__Work task__.
What lines in the following entries hold the word "kind"? Copy each one.

[Records from a data collection]
════

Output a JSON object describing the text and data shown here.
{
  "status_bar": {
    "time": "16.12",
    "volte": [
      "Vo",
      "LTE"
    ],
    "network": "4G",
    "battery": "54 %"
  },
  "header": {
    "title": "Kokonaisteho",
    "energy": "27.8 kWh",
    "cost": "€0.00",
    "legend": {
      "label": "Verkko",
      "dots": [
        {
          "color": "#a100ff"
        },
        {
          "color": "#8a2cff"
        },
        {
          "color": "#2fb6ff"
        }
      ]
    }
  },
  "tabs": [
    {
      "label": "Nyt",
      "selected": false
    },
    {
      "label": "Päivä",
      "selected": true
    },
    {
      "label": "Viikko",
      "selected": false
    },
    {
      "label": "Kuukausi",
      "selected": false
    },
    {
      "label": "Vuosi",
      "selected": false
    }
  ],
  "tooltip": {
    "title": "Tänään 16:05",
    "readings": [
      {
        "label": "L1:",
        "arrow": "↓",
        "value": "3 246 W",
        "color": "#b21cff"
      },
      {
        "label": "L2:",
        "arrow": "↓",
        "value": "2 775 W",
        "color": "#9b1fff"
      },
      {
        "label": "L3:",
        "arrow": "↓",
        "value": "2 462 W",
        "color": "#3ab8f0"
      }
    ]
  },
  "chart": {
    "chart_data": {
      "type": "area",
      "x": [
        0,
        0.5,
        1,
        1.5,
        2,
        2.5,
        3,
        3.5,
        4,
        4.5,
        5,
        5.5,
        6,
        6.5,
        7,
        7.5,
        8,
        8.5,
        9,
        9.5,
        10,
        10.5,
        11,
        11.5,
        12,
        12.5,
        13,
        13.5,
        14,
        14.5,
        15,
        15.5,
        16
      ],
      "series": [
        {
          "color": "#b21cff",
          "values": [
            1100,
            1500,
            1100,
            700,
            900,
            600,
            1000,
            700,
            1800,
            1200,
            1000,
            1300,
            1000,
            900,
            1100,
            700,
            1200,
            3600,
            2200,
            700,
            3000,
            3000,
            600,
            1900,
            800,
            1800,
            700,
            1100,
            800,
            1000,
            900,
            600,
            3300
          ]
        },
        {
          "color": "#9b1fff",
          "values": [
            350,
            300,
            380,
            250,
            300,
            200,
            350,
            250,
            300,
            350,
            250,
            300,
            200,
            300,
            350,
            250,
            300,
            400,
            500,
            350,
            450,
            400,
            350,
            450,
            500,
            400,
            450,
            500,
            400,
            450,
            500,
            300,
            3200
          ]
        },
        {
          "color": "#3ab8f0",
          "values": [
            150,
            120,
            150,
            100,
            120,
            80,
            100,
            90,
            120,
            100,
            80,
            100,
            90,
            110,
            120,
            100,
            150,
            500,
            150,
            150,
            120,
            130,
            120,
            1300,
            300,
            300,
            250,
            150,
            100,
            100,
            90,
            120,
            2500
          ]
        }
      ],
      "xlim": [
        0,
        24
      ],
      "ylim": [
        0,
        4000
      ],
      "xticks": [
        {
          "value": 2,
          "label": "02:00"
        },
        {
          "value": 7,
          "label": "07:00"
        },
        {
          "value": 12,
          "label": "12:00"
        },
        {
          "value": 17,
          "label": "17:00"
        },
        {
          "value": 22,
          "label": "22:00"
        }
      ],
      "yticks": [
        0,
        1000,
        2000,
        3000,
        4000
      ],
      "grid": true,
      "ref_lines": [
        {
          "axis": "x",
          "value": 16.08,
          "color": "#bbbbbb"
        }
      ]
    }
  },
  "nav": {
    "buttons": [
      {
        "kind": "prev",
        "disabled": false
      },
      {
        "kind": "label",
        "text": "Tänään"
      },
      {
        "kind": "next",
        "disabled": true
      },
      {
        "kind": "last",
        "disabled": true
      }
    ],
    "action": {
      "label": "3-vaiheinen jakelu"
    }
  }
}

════

__Answer__.
        "kind": "prev",
        "kind": "label",
        "kind": "next",
        "kind": "last",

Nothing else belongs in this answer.